WORK TO COMPLETE. Line by line, return the listing exactly, without any of the images.

INPUT DATA.

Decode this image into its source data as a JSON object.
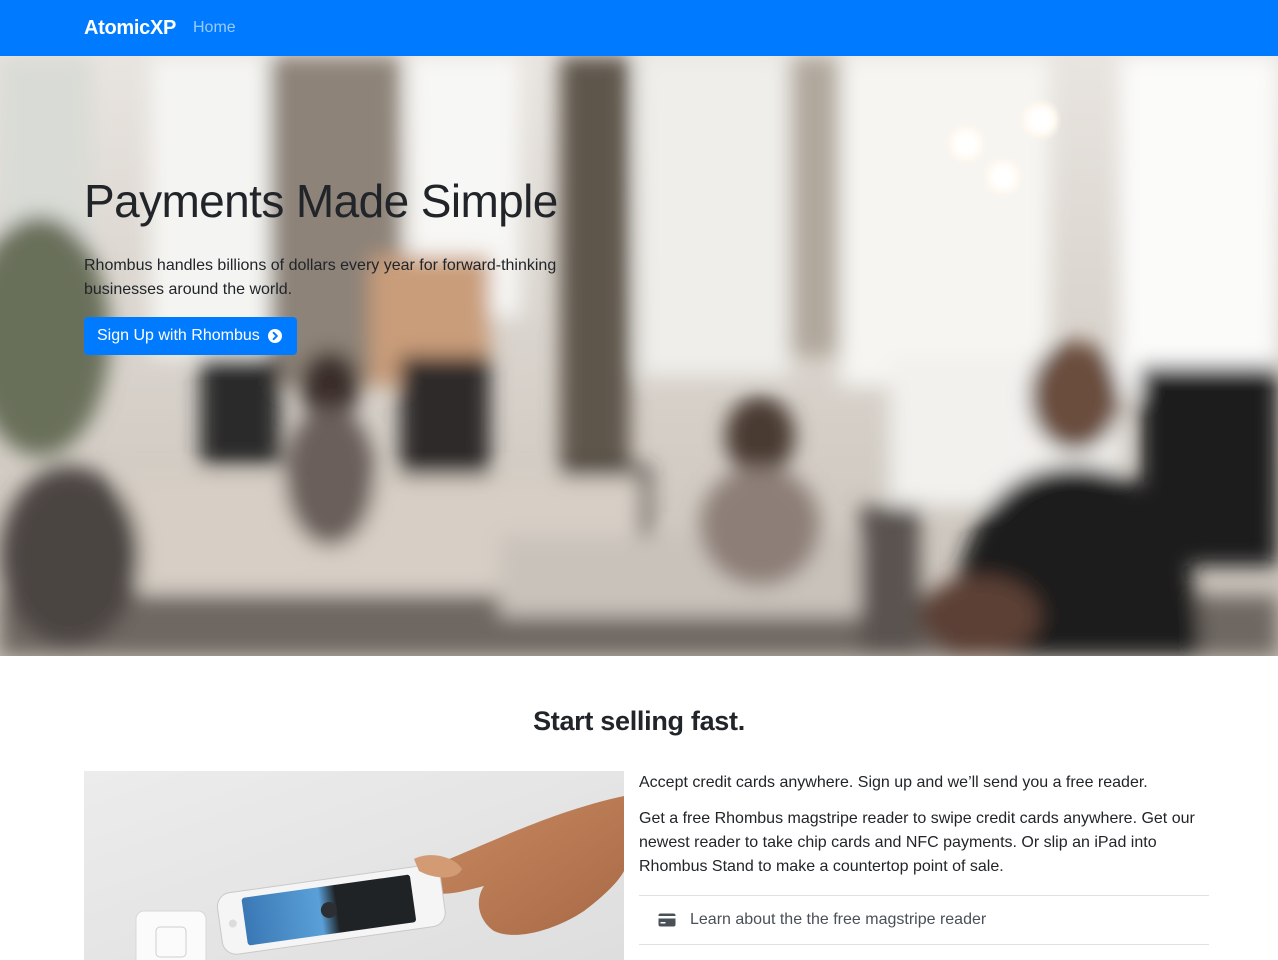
{
  "navbar": {
    "brand": "AtomicXP",
    "links": [
      {
        "label": "Home"
      }
    ],
    "background": "#007bff"
  },
  "hero": {
    "title": "Payments Made Simple",
    "lead": "Rhombus handles billions of dollars every year for forward-thinking businesses around the world.",
    "button_label": "Sign Up with Rhombus",
    "button_icon": "chevron-circle-right-icon",
    "background_image": "blurred office with people working at computers"
  },
  "section": {
    "title": "Start selling fast.",
    "image": "hand holding phone tapping card reader",
    "intro": "Accept credit cards anywhere. Sign up and we’ll send you a free reader.",
    "body": "Get a free Rhombus magstripe reader to swipe credit cards anywhere. Get our newest reader to take chip cards and NFC payments. Or slip an iPad into Rhombus Stand to make a countertop point of sale.",
    "list": [
      {
        "icon": "credit-card-icon",
        "label": "Learn about the the free magstripe reader"
      }
    ]
  },
  "colors": {
    "accent": "#007bff",
    "text": "#212529"
  }
}
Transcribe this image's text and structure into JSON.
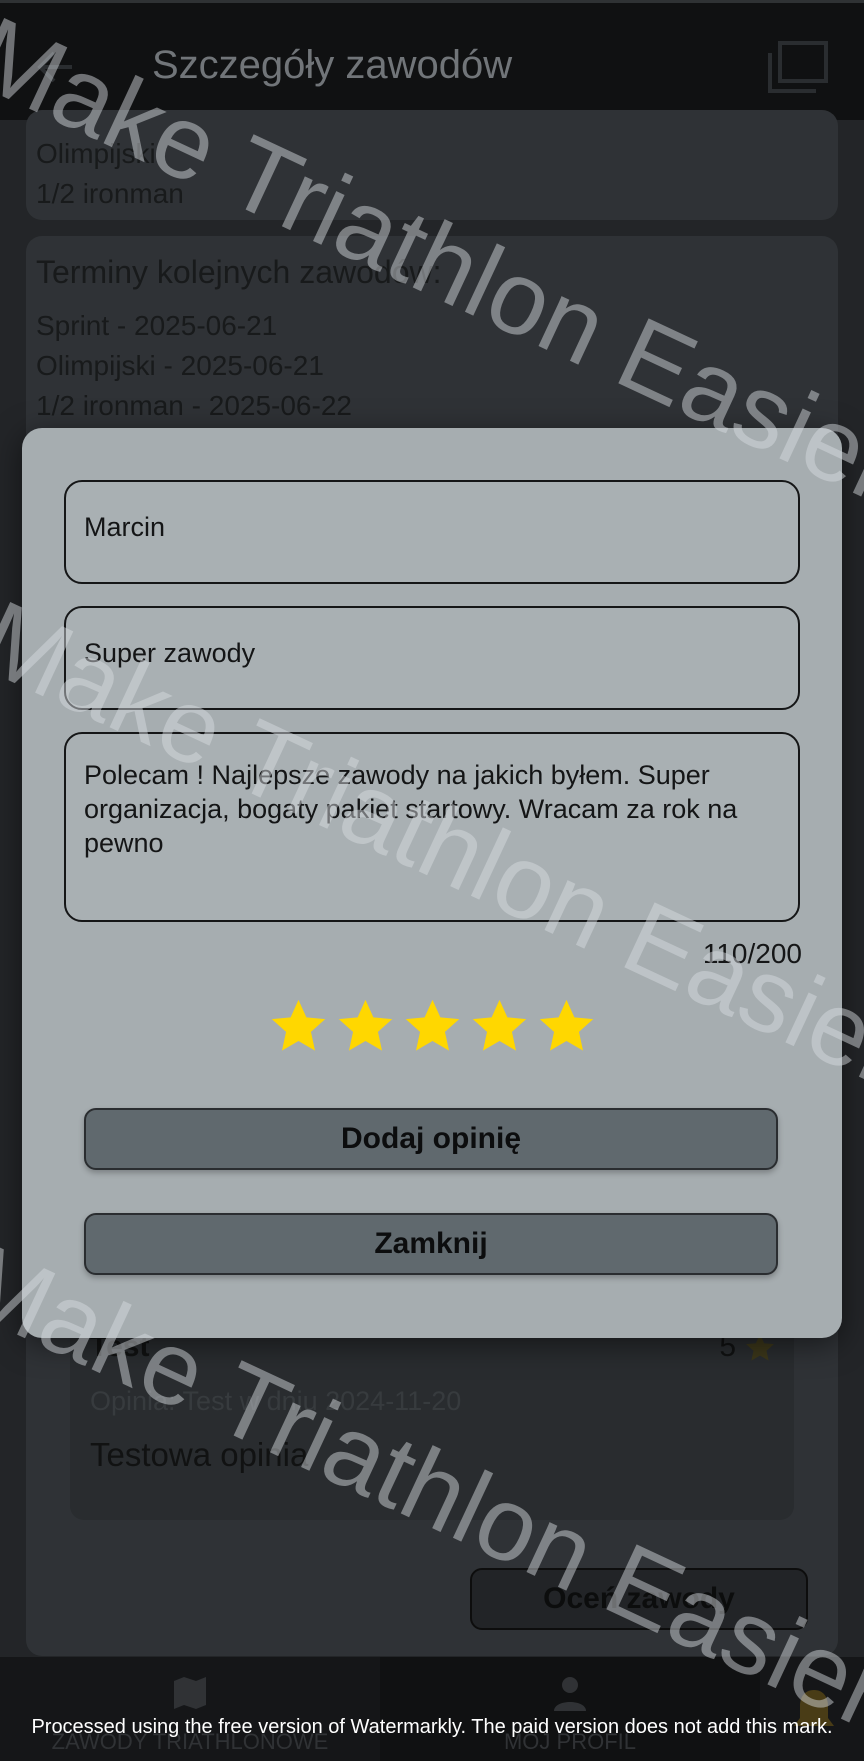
{
  "header": {
    "title": "Szczegóły zawodów"
  },
  "distances": {
    "items": [
      "Olimpijski",
      "1/2 ironman"
    ]
  },
  "schedule": {
    "title": "Terminy kolejnych zawodów:",
    "items": [
      "Sprint - 2025-06-21",
      "Olimpijski - 2025-06-21",
      "1/2 ironman - 2025-06-22"
    ]
  },
  "review": {
    "author": "Test",
    "score": "5",
    "meta": "Opinia: Test w dniu 2024-11-20",
    "text": "Testowa opinia"
  },
  "rate_button_label": "Oceń zawody",
  "bottom_nav": [
    {
      "label": "ZAWODY TRIATHLONOWE",
      "icon": "map-icon"
    },
    {
      "label": "MÓJ PROFIL",
      "icon": "person-icon"
    }
  ],
  "dialog": {
    "name_value": "Marcin",
    "title_value": "Super zawody",
    "body_value": "Polecam ! Najlepsze zawody na jakich byłem. Super organizacja, bogaty pakiet startowy. Wracam za rok na pewno",
    "counter": "110/200",
    "rating": 5,
    "rating_max": 5,
    "add_label": "Dodaj opinię",
    "close_label": "Zamknij"
  },
  "watermark": {
    "text": "Make Triathlon Easier",
    "notice": "Processed using the free version of Watermarkly. The paid version does not add this mark."
  },
  "colors": {
    "star": "#ffd700",
    "dialog_bg": "#a6adb0",
    "button_bg": "#60696e"
  }
}
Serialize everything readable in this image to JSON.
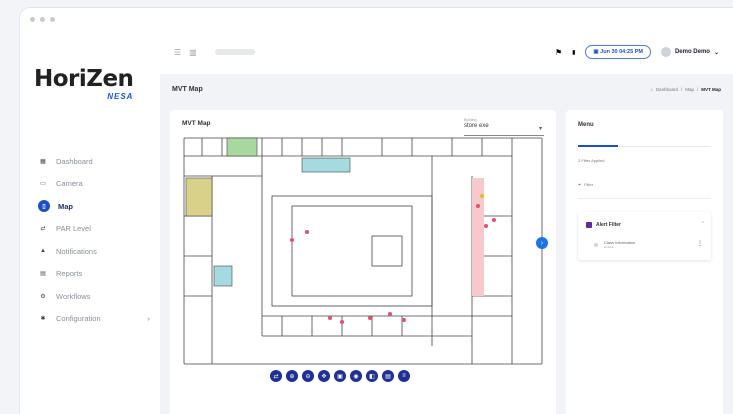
{
  "app": {
    "logo_main": "HoriZen",
    "logo_sub": "NESA"
  },
  "sidebar": {
    "items": [
      {
        "label": "Dashboard",
        "icon": "grid-icon"
      },
      {
        "label": "Camera",
        "icon": "camera-icon"
      },
      {
        "label": "Map",
        "icon": "map-icon",
        "active": true
      },
      {
        "label": "PAR Level",
        "icon": "swap-icon"
      },
      {
        "label": "Notifications",
        "icon": "bell-icon"
      },
      {
        "label": "Reports",
        "icon": "report-icon"
      },
      {
        "label": "Workflows",
        "icon": "workflow-icon"
      },
      {
        "label": "Configuration",
        "icon": "gear-icon",
        "expand": "›"
      }
    ]
  },
  "topbar": {
    "date": "Jun 30 04:25 PM",
    "user": "Demo Demo"
  },
  "page": {
    "title": "MVT Map",
    "breadcrumbs": [
      "Dashboard",
      "Map",
      "MVT Map"
    ]
  },
  "map_card": {
    "title": "MVT Map",
    "select_label": "Building",
    "select_value": "store exe",
    "tools": [
      "⇄",
      "⊕",
      "⊖",
      "✥",
      "▣",
      "◉",
      "◧",
      "▤",
      "≡"
    ]
  },
  "menu_card": {
    "title": "Menu",
    "tab_label": "2 Filter Applied",
    "filter_label": "Filter",
    "alert_filter": "Alert Filter",
    "item_title": "Class Information",
    "item_sub": "Default"
  },
  "colors": {
    "accent": "#1d4fc4",
    "toolbar": "#1f2f97",
    "room_green": "#a9d7a0",
    "room_yellow": "#d9d08a",
    "room_teal": "#a5dbe0",
    "room_pink": "#f6c9cc"
  }
}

WORKED SOLUTION.
Decode this image into its source data as a JSON object.
{
  "navbar": {
    "brand": "AtomicXP",
    "links": [
      {
        "label": "Home"
      }
    ],
    "background": "#007bff"
  },
  "hero": {
    "title": "Payments Made Simple",
    "lead": "Rhombus handles billions of dollars every year for forward-thinking businesses around the world.",
    "button_label": "Sign Up with Rhombus",
    "button_icon": "chevron-circle-right-icon",
    "background_image": "blurred office with people working at computers"
  },
  "section": {
    "title": "Start selling fast.",
    "image": "hand holding phone tapping card reader",
    "intro": "Accept credit cards anywhere. Sign up and we’ll send you a free reader.",
    "body": "Get a free Rhombus magstripe reader to swipe credit cards anywhere. Get our newest reader to take chip cards and NFC payments. Or slip an iPad into Rhombus Stand to make a countertop point of sale.",
    "list": [
      {
        "icon": "credit-card-icon",
        "label": "Learn about the the free magstripe reader"
      }
    ]
  },
  "colors": {
    "accent": "#007bff",
    "text": "#212529"
  }
}
Transcribe this image's text and structure into JSON.
{
  "header": {
    "title": "Szczegóły zawodów"
  },
  "distances": {
    "items": [
      "Olimpijski",
      "1/2 ironman"
    ]
  },
  "schedule": {
    "title": "Terminy kolejnych zawodów:",
    "items": [
      "Sprint - 2025-06-21",
      "Olimpijski - 2025-06-21",
      "1/2 ironman - 2025-06-22"
    ]
  },
  "review": {
    "author": "Test",
    "score": "5",
    "meta": "Opinia: Test w dniu 2024-11-20",
    "text": "Testowa opinia"
  },
  "rate_button_label": "Oceń zawody",
  "bottom_nav": [
    {
      "label": "ZAWODY TRIATHLONOWE",
      "icon": "map-icon"
    },
    {
      "label": "MÓJ PROFIL",
      "icon": "person-icon"
    }
  ],
  "dialog": {
    "name_value": "Marcin",
    "title_value": "Super zawody",
    "body_value": "Polecam ! Najlepsze zawody na jakich byłem. Super organizacja, bogaty pakiet startowy. Wracam za rok na pewno",
    "counter": "110/200",
    "rating": 5,
    "rating_max": 5,
    "add_label": "Dodaj opinię",
    "close_label": "Zamknij"
  },
  "watermark": {
    "text": "Make Triathlon Easier",
    "notice": "Processed using the free version of Watermarkly. The paid version does not add this mark."
  },
  "colors": {
    "star": "#ffd700",
    "dialog_bg": "#a6adb0",
    "button_bg": "#60696e"
  }
}
Serialize everything readable in this image to JSON.
{
  "app": {
    "logo_main": "HoriZen",
    "logo_sub": "NESA"
  },
  "sidebar": {
    "items": [
      {
        "label": "Dashboard",
        "icon": "grid-icon"
      },
      {
        "label": "Camera",
        "icon": "camera-icon"
      },
      {
        "label": "Map",
        "icon": "map-icon",
        "active": true
      },
      {
        "label": "PAR Level",
        "icon": "swap-icon"
      },
      {
        "label": "Notifications",
        "icon": "bell-icon"
      },
      {
        "label": "Reports",
        "icon": "report-icon"
      },
      {
        "label": "Workflows",
        "icon": "workflow-icon"
      },
      {
        "label": "Configuration",
        "icon": "gear-icon",
        "expand": "›"
      }
    ]
  },
  "topbar": {
    "date": "Jun 30 04:25 PM",
    "user": "Demo Demo"
  },
  "page": {
    "title": "MVT Map",
    "breadcrumbs": [
      "Dashboard",
      "Map",
      "MVT Map"
    ]
  },
  "map_card": {
    "title": "MVT Map",
    "select_label": "Building",
    "select_value": "store exe",
    "tools": [
      "⇄",
      "⊕",
      "⊖",
      "✥",
      "▣",
      "◉",
      "◧",
      "▤",
      "≡"
    ]
  },
  "menu_card": {
    "title": "Menu",
    "tab_label": "2 Filter Applied",
    "filter_label": "Filter",
    "alert_filter": "Alert Filter",
    "item_title": "Class Information",
    "item_sub": "Default"
  },
  "colors": {
    "accent": "#1d4fc4",
    "toolbar": "#1f2f97",
    "room_green": "#a9d7a0",
    "room_yellow": "#d9d08a",
    "room_teal": "#a5dbe0",
    "room_pink": "#f6c9cc"
  }
}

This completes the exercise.